Brominated Vegetable Oil (BVO) is an additive used in the food and beverage industry for decades. It is primarily used to emulsify and stabilize citrus-flavored soft drinks, preventing the separation of flavors. However, recent concerns about its safety have led to discussions about potential bans on its use.
What Is Brominated Vegetable Oil?
BVO is a synthetic compound derived from vegetable oils that has been chemically modified to include bromine atoms. This modification gives BVO unique properties, allowing it to function as an emulsifier in certain beverages.
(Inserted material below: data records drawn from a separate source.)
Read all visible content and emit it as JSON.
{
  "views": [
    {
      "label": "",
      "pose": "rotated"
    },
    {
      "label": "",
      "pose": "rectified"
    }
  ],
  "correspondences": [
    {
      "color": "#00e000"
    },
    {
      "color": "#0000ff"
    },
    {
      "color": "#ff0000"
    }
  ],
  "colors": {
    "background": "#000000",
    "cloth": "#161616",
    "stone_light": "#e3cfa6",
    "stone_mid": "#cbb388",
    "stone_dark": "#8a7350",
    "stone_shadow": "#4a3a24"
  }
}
While it has been considered safe for small quantities, there are growing concerns about its potential health risks.
One of the main reasons for the growing concern about BVO is its bromine content. Bromine is a halogen element that, when ingested in large amounts, can accumulate in the body and potentially lead to health issues. Excessive bromine exposure has been associated with symptoms such as skin rashes, neurological symptoms, and even thyroid dysfunction.
Furthermore, studies on animals have suggested that high levels of bromine exposure may lead to reproductive and developmental issues. Although research on humans is limited, these findings have raised red flags among health professionals and regulatory bodies.
In response to these concerns, some countries have taken steps to restrict or ban the use of BVO in food and beverages. For example, the European Union banned using BVO in food products in 2011, citing potential health risks.
The Food and Drug Administration (FDA) currently allows BVO to be used in limited quantities in the United States. Still, the agency has acknowledged the need for further research to assess its safety. Some advocacy groups and health experts urge the FDA to reevaluate its stance on BVO and consider implementing stricter regulations.